In addition to presenting its dynamics with the computer vision service, Petraitis’ book also contemplates how image and language are interlinked and operate in this (presumedly shared) world. While images and text, either in the form of captions or tags or indexing, go hand in hand, they are never fully equivalent. I always enjoy reading user-written image descriptions on Instagram; not photograph captions, but descriptions meant to make the app accessible to people who are blind or visually impaired, since they almost always provide a new perspective on how the user sees their image, and what they value in it. But what does accuracy mean in the context of this kind of highly subjective description? In a way, we are always trying to trace what others see, how they see, and what they know. In her piece ‘The Communal Mind’[ii] in the London Review of Books in 2019, Patricia Lockwood details her life with her mind constantly populated by internet memes, describing how online content permeates every aspect of her life, and how it becomes her way of relating to the world. In 1991, Star Trek: The Next Generation featured an episode where Captain Picard encountered a race that only spoke in metaphors. Instead of using language in its more conventional form, members of the alien race spoke, for example, in phrases like ‘Temba, his arms wide’, a metaphor for giving and receiving, or ‘Shaka, when the walls fell’, a metaphor for failure. This is not unlike how we have begun to think about memes and viral images today. I am probably not the only one who, having encountered a completely misplaced assumption about something, thinks of the ‘Is this a pigeon?’ meme, before being able to formulate any coherent thoughts of my own. In this kind of shared consciousness, at a particular moment, mental images like these can be extremely accurate; at the next, however, they may have already completely lost their meaning.

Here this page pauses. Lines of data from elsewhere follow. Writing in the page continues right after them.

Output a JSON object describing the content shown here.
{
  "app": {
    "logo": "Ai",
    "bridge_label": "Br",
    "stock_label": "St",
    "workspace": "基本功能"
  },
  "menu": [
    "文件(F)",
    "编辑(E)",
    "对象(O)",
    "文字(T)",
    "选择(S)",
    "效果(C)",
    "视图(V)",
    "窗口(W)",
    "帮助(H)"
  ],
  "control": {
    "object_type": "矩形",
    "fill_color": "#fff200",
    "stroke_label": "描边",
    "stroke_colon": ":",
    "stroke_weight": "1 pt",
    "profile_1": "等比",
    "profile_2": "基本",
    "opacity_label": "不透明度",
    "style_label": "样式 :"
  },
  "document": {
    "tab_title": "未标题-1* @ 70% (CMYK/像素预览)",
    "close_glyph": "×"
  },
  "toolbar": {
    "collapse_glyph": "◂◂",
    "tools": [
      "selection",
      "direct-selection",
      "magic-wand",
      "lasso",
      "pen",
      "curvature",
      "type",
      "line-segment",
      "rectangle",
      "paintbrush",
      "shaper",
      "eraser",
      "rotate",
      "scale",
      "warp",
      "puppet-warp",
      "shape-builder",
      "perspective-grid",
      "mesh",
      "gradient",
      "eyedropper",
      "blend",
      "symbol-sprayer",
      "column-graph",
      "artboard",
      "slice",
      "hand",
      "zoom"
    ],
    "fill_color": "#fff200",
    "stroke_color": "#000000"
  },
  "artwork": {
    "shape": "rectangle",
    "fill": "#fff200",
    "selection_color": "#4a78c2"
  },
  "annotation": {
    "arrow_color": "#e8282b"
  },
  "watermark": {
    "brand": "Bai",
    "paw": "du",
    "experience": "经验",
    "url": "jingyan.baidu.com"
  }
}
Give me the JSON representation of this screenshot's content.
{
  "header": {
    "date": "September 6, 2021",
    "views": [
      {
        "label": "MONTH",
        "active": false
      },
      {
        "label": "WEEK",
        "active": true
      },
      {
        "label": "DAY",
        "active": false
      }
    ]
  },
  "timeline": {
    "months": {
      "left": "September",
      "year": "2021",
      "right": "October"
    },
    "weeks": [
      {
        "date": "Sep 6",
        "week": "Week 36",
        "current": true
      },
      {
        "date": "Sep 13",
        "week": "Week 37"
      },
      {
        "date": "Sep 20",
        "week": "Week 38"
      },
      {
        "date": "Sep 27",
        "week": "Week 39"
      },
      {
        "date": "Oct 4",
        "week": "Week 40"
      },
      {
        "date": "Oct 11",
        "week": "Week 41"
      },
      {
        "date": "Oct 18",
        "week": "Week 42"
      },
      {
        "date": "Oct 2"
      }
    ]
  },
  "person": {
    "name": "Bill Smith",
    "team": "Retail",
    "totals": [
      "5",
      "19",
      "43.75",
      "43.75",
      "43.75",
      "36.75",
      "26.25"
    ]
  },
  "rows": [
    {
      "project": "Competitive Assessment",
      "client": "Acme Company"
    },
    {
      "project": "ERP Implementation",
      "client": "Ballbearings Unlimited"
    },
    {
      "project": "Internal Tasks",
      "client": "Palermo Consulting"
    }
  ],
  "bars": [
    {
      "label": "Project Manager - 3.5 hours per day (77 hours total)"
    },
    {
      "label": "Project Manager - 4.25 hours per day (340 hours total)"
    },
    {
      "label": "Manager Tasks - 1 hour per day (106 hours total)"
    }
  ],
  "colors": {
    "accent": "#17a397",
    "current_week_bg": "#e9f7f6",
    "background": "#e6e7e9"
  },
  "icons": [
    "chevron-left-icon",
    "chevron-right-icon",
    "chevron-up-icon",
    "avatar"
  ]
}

Our confidence in identifying what we see indeed changes in time, as we grow increasingly distant from both our former selves and from a particular point in time. A friend of mine gave me a gift, a tiny jewellery box she had found in a flea market. The lid of the box is painted. The image depicts a girl in a long, Empire-style nightgown. Her hair is tied up with ribbons. She is sitting on the armrest of an armchair under a dim light, either a lamp or a candle, in front of a decorated fireplace, looking intently at a small, slightly glowing, rectangle in her hand. Handing the box to me, my friend said: ‘She’s looking at her phone.’ And despite the fact that the nightgown, the hair and the furniture in the little round painting evoked a time long past, I saw that the girl was, indeed, looking at a phone. The rectangle was too thick, stiff and reflective to be a letter, and held at too strange an angle to be a mirror; anyone who has ever accidentally opened their front camera knows this.
Just as we humans, for whom seeing is mostly a natural function, at least to a certain extent, have the ability to recognise social and cultural references, image recognition software also often struggles to identify historical images correctly. Furthermore, their ‘vision’, as it is based on contemporary images, becomes culturally situated in our time, and as we see in Petraitis’ book, a simple mango placed on top of a notebook suddenly becomes ‘an Apple computer’. In addition to creating a temporal lineage in image recognition of a particular set of images, ‘A Man with Dark Hair and a Sunset in the Background’ also highlights our own expectations and preconceptions regarding image processing, as well as the cultural situatedness of images. Although we know that both language and images are slippery, it is sometimes necessary to witness how they get pinned down by the weight of their own temporality.